Requirement -
The answer should hold only the line with "Output a JSON" and each line after it through the last line of the material, exactly.

Given data -
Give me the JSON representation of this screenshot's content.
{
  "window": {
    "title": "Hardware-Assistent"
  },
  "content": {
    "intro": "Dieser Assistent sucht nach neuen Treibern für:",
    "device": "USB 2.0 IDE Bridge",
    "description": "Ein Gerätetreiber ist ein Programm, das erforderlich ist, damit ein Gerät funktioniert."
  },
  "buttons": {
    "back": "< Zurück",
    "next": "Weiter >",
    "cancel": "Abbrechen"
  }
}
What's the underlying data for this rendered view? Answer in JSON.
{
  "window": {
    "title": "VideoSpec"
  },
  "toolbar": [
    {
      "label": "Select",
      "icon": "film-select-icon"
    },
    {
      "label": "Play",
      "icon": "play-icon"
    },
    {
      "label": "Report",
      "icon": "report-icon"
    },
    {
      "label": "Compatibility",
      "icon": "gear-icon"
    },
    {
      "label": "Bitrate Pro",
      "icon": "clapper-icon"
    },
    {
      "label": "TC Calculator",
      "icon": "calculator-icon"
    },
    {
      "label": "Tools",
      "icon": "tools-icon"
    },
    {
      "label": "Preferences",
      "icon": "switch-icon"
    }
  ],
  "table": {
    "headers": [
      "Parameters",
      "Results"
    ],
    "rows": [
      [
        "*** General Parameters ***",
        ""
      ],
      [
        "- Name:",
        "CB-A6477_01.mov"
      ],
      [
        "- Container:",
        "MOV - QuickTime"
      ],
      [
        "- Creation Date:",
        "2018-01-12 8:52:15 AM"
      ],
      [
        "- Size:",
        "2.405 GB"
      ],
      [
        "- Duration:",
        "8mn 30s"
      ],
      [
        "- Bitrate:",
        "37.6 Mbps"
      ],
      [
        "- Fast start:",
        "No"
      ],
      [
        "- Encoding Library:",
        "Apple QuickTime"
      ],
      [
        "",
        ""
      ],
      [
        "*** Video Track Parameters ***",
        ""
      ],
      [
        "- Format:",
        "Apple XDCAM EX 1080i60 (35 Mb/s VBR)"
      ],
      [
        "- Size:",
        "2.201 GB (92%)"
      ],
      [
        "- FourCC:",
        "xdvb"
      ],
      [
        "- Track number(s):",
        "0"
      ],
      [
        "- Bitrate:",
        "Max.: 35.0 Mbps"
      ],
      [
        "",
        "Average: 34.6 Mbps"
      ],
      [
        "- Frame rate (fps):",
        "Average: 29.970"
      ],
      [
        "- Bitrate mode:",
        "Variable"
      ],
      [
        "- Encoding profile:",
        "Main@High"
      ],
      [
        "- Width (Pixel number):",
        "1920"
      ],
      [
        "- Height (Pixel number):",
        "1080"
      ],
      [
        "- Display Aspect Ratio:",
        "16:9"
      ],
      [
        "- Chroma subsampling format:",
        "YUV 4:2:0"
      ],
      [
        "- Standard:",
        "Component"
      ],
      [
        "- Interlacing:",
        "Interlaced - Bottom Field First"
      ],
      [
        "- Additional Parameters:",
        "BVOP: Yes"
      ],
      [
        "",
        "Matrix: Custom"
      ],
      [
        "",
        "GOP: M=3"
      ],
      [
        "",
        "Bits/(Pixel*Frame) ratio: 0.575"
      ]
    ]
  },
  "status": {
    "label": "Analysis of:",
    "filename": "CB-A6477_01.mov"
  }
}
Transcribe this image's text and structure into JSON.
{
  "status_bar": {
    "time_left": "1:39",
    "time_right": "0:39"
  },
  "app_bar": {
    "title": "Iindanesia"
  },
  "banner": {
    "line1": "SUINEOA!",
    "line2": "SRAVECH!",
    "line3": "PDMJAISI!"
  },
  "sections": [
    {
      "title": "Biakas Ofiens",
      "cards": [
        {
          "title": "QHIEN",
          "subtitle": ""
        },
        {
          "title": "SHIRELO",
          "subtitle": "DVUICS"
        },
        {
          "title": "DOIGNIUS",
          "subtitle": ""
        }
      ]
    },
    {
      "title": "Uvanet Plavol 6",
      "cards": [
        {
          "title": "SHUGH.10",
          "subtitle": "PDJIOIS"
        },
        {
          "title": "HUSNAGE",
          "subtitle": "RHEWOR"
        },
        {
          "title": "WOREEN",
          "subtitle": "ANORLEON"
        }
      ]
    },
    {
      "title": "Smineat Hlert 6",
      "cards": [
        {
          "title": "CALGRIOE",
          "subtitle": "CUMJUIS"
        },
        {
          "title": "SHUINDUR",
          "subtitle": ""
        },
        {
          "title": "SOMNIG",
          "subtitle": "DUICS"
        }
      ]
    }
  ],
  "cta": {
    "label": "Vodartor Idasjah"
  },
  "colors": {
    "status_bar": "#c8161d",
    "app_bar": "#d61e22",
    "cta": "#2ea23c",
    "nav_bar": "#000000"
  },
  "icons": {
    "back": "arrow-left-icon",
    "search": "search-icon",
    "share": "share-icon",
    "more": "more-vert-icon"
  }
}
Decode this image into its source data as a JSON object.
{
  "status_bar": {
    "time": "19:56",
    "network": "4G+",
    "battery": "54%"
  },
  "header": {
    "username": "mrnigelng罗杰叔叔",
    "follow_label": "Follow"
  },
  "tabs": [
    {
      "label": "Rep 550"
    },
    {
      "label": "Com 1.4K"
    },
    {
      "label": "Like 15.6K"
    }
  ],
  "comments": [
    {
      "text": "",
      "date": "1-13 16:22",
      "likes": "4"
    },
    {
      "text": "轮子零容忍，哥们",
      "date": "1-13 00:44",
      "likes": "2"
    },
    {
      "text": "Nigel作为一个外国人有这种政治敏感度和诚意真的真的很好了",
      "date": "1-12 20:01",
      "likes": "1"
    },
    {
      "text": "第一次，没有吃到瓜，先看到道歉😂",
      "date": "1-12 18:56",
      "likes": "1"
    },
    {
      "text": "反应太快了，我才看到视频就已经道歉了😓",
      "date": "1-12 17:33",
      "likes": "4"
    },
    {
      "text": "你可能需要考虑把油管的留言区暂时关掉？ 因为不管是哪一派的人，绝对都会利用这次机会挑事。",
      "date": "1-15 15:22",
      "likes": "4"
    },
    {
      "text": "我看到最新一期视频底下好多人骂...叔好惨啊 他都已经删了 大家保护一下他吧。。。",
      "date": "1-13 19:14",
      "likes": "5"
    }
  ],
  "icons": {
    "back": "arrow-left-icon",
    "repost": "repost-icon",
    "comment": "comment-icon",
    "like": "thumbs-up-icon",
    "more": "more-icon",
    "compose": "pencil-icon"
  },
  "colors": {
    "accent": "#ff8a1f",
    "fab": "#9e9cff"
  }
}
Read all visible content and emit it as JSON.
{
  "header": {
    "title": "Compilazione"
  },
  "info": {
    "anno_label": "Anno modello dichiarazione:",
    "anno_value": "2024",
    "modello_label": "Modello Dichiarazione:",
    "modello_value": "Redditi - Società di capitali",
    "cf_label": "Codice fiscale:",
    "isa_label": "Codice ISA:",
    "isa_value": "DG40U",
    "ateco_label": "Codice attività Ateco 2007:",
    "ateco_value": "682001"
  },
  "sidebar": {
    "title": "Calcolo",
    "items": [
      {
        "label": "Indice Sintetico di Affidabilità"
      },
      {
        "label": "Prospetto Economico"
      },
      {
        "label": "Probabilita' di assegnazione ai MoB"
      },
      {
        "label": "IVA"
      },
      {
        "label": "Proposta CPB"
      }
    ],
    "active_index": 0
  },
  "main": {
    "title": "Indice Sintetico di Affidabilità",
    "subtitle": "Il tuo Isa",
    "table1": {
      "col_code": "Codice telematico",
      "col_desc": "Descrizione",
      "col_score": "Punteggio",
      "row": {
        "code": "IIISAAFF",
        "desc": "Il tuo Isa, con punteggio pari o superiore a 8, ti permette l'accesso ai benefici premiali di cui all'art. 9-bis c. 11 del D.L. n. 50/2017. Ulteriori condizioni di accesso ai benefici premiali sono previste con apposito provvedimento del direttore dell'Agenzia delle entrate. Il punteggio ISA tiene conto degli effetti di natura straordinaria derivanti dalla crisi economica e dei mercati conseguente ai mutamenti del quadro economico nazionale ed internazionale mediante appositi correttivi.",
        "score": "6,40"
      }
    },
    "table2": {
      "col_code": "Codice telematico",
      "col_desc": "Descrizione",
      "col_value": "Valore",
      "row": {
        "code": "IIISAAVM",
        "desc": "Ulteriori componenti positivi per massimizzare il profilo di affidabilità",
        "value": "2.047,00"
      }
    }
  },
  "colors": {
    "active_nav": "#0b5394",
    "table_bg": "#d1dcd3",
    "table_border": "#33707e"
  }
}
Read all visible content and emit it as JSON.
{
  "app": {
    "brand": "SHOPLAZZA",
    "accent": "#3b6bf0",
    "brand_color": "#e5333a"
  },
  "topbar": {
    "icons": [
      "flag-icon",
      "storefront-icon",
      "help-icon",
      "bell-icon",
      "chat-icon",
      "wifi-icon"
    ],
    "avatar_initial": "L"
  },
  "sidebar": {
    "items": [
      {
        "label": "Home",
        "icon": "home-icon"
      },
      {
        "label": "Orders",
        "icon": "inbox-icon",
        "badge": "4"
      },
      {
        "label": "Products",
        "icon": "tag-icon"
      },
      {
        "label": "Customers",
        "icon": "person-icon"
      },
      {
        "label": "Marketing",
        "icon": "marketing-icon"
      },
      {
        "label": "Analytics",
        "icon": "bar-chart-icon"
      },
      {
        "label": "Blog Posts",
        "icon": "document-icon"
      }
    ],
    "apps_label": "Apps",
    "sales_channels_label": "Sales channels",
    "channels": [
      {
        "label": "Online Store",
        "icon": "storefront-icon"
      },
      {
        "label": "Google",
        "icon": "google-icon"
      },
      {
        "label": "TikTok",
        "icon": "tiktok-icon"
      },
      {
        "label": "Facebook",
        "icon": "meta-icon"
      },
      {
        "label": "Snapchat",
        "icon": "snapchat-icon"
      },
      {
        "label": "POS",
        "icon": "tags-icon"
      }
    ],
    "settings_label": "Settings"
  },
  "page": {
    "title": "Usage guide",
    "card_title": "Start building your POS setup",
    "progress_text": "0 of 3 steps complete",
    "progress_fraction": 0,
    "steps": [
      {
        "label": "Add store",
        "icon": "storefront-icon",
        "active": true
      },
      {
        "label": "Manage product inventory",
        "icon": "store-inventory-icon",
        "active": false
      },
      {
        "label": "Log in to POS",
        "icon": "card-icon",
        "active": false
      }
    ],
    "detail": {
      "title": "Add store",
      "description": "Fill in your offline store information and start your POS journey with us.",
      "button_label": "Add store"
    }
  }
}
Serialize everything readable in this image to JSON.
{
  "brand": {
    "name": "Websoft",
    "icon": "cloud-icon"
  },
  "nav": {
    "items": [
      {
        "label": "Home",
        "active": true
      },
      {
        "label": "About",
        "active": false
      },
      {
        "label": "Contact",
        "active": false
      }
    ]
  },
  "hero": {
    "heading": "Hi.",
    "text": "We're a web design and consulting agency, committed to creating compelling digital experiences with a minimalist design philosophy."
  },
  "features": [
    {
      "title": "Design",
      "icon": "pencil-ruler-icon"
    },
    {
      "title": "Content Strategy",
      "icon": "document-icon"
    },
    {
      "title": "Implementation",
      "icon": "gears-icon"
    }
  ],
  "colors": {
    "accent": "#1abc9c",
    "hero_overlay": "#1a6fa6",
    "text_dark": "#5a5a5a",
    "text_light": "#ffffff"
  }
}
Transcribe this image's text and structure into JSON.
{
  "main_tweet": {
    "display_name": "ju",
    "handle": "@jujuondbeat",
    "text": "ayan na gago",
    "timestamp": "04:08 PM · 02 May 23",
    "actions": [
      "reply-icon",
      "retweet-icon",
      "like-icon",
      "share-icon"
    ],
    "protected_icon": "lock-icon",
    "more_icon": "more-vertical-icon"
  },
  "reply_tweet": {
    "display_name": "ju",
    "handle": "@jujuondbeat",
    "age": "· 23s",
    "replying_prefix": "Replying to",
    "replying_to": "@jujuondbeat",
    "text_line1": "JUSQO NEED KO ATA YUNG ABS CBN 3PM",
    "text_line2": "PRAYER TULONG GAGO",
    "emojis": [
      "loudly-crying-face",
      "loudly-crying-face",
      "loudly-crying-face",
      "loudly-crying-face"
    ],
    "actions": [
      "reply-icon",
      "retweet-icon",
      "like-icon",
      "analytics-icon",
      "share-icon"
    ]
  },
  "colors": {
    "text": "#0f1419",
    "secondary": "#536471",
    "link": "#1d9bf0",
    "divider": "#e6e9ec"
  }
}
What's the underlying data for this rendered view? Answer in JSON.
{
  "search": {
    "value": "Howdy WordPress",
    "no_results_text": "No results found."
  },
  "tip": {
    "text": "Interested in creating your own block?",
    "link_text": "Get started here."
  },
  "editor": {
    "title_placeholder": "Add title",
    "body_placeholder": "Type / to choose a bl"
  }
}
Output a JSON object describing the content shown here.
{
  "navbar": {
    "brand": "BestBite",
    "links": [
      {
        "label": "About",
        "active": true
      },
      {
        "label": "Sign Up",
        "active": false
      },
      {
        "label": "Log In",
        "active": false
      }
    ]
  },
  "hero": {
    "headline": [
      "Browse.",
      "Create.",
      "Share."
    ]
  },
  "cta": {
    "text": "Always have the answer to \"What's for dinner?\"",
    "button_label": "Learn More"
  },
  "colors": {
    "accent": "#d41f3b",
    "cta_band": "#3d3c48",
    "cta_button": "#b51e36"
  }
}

Solution to this task -
Output a JSON object describing the content shown here.
{
  "navbar": {
    "brand": "BestBite",
    "links": [
      {
        "label": "About",
        "active": true
      },
      {
        "label": "Sign Up",
        "active": false
      },
      {
        "label": "Log In",
        "active": false
      }
    ]
  },
  "hero": {
    "headline": [
      "Browse.",
      "Create.",
      "Share."
    ]
  },
  "cta": {
    "text": "Always have the answer to \"What's for dinner?\"",
    "button_label": "Learn More"
  },
  "colors": {
    "accent": "#d41f3b",
    "cta_band": "#3d3c48",
    "cta_button": "#b51e36"
  }
}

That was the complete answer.